Things took a turn for the worse though, when Shewfelt suffered a serious blow to his athletic career in August of 2007. Just prior to the World Championships in Germany, Shewfelt experienced a fluke landing while training for floor exercises. He fractured both kneecaps and tore a ligament in the fall, causing him to get surgery to repair the damage. There was much speculation whether Shewfelt would be ready to compete in the Beijing Olympics, or whether he could make a full recovery at all. However, Kyle never gave up hope. He stated just weeks after he endured the gruesome injury that, “I will be in Beijing, I’m gonna be there!” Clearly, he never quit on himself and his abilities and it is paying dividends.

With the Games less than a month away, there is no doubt Shewfelt is ready to compete at a high level. Ten months ago, when he was sitting in a wheelchair with both legs propped up, who would’ve thought Shewfelt would be competing at the 2008 Olympic Games? Not many. Perhaps even fewer than those who thought Canadian flag-bearer Adam van Koeverden would hit the podium in the ‘04 Games. But that’s a different story.

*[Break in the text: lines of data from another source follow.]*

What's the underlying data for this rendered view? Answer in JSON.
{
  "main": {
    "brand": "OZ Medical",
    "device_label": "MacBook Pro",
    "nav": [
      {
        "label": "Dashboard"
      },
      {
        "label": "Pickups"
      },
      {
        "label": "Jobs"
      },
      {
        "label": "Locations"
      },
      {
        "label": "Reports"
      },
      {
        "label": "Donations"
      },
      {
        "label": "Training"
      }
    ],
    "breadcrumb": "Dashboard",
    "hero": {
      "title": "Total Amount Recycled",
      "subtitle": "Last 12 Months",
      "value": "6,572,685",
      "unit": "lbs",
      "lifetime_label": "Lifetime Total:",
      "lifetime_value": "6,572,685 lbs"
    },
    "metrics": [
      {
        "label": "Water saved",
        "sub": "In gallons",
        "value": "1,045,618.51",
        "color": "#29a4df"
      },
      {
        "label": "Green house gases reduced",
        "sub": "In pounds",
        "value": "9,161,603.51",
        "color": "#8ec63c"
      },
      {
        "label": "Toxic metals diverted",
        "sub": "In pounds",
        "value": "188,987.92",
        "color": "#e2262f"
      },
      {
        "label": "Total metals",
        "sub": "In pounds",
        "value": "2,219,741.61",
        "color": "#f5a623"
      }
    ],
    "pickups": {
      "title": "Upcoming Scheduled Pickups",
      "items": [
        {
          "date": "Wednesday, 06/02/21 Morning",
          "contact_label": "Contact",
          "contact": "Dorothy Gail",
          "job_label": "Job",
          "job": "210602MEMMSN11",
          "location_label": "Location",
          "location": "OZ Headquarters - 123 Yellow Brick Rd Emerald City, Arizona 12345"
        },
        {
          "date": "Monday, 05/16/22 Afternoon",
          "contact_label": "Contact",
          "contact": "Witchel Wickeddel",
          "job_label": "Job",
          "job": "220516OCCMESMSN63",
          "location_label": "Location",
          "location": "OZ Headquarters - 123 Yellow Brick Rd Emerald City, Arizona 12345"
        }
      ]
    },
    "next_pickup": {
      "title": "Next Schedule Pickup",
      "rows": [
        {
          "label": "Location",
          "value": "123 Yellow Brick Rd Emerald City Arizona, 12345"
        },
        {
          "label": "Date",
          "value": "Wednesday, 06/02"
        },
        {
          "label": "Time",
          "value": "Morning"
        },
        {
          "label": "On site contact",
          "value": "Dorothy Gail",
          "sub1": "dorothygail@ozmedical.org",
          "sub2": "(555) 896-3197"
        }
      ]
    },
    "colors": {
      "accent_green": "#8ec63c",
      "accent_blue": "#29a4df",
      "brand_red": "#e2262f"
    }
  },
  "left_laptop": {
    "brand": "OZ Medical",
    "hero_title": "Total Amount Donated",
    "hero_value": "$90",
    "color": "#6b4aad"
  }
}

The fact of the matter is, Kyle Shewfelt is ready and wound up to compete in these 2008 Olympics. In doing so, he will become only the second Canadian gymnast to qualify for three Olympics at the young age of 26. He is a true warrior, someone who refuses to give up on himself or his country. Shewfelt’s will power is sure to be on display in Beijing as he competes for Olympic gold, and with the way he has persevered over the past year, this milestone is not at all beyond his reach. His incredible comeback story is indeed a good one, and may provide him with that extra bit of motivation he needs to achieve ultimate athletic superiority next month at the 2008 Olympic Games.